The pan-seared Diver scallops with coral butter and early truffles ($10) wasn't quite as savvy a dish. Although the two scallops had been cooked properly, the coral butter was so delicate as to be watery, and the early truffles were late with flavor, adding nothing to the mix. (In a lesser place, I'd suspect "early" meant canned, because either truffles are ready to be snuffled out of the ground or they're not. When I asked the server, he said the label referred to the fact that they were the first truffles of the season -- but everyone knows the damned expensive things are being cultivated now, anyway.) And two other starters were non-starters. The quick-smoked salmon ($7) was just a hunk of fish that had no smokiness whatsoever and tasted steamed; the accompanying English peas and wild mushrooms had been completely mixed in with the crème fraîche, so there was nothing to dip the delicate salmon into, and the dish became all about mushrooms. Meanwhile, the wild-mushroom soup ($8), which should have been all about mushrooms, was strangely bland -- and the intriguing "farm-fresh" poached egg didn't help. While the light, mellow mushroom broth was floating with fungi, they tasted leeched of their flavor. Since that flavor obviously hadn't gone into the broth, where did it go?

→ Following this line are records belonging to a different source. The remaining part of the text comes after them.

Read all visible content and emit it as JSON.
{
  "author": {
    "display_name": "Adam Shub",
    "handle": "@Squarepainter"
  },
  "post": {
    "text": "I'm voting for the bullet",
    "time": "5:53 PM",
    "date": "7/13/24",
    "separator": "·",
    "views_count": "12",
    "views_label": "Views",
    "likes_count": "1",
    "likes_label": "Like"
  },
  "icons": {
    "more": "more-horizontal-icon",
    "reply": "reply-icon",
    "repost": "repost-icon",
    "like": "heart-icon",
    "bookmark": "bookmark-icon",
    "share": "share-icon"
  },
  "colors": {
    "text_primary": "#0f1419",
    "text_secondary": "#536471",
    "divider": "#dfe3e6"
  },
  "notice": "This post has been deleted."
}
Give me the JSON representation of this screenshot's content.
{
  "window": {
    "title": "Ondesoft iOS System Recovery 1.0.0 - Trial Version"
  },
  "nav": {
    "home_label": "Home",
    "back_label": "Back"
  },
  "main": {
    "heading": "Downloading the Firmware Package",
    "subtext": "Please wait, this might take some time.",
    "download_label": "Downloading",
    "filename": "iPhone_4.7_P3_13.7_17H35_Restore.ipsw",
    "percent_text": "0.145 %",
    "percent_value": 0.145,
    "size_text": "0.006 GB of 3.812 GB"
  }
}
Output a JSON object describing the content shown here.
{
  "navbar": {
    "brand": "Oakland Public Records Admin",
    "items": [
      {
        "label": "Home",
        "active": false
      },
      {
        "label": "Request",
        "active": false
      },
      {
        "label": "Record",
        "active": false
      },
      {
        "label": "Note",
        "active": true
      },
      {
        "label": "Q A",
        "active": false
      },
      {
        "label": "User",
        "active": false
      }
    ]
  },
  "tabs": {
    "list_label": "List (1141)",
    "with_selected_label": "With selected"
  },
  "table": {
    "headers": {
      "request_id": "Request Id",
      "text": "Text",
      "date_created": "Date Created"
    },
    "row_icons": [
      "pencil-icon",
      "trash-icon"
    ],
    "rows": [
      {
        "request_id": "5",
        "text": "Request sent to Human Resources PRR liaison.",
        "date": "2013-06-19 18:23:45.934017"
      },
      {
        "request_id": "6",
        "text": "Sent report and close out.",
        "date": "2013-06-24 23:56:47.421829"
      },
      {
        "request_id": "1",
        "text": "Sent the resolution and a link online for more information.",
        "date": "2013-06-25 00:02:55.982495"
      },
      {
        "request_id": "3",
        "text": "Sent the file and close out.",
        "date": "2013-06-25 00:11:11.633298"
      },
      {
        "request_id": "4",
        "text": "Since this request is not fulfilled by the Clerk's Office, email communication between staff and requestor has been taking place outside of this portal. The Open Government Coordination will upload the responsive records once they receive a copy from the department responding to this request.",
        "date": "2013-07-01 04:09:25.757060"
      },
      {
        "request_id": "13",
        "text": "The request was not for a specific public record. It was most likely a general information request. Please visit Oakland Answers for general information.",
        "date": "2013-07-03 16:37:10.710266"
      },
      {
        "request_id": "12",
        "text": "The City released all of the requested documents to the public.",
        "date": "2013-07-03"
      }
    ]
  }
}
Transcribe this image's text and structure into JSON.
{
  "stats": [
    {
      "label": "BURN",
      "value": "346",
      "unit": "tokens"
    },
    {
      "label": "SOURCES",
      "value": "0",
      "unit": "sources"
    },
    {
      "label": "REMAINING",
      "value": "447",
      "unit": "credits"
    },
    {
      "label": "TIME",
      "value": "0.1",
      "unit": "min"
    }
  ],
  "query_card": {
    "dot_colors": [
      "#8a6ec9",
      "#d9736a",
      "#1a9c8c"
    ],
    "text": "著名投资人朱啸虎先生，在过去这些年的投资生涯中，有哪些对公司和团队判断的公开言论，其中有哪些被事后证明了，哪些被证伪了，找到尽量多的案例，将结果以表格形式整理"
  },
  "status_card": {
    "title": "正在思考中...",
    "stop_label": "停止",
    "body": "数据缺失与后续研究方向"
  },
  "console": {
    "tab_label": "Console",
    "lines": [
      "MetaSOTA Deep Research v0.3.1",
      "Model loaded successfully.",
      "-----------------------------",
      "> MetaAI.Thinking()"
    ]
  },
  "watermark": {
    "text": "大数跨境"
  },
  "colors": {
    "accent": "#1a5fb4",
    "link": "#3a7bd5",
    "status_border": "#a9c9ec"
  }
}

The entrees were much more successful. For the oven-roasted poussin ($29), a tiny squab was cut into four tender, crispy-skinned delights. But once when we ordered this dish, the side of foie gras ravioli was flawless, a soft pillow of pasta stuffed with melt-in-your-mouth organ meat, and the next time, it was a dry, chewy block of dough filled with overcooked foie gras. Both times, the amount of foie gras was so teeny (and the truffled pan jus so mild) that this dish didn't justify the price tag. A more economical choice was the grilled polenta and squash ($18), a vegetarian dream that boasted some of the best polenta ever, warm and wet inside with a crunchy but yielding shell. The sweet corn flavor was nicely matched by the soft-as-butter squash, a ring of rocket, grana cheese and a laid-back sauce verde. Also well-priced was the roasted sea bass with simmered beans ($20). The fish was roasted perfectly, and its pleasant mildness went well with the not-too-tart lemon relish and a mound of tomatoes that had been cooked down until they'd released most of their moisture and nearly caramelized.
After such ambitious entrees, the dessert list was unimpressive -- and the desserts themselves boring. The apple tart tatin ($6) was nothing more than a puff-pastry disk topped with six apple slices; without that ball of vanilla ice cream melting on top, we might as well have eaten a rice cake. The chocolate mousse ($8) was middle-of-the-road, with a tuille that was soggy-soft. Sacre Bleu did better by its simpler finales, but the fresh berries with a Meyer lemon granité ($8) and white- and milk-chocolate-covered strawberries ($7) still seemed uninspired.
It definitely wasn't the kind of finale we expected in such sexy surroundings -- but, then again, who says the evening has to end with dessert?
Get the Food & Drink Newsletter
Our weekly guide to Denver dining includes food news and reviews, as well as dining events and interviews with chefs and restaurant owners.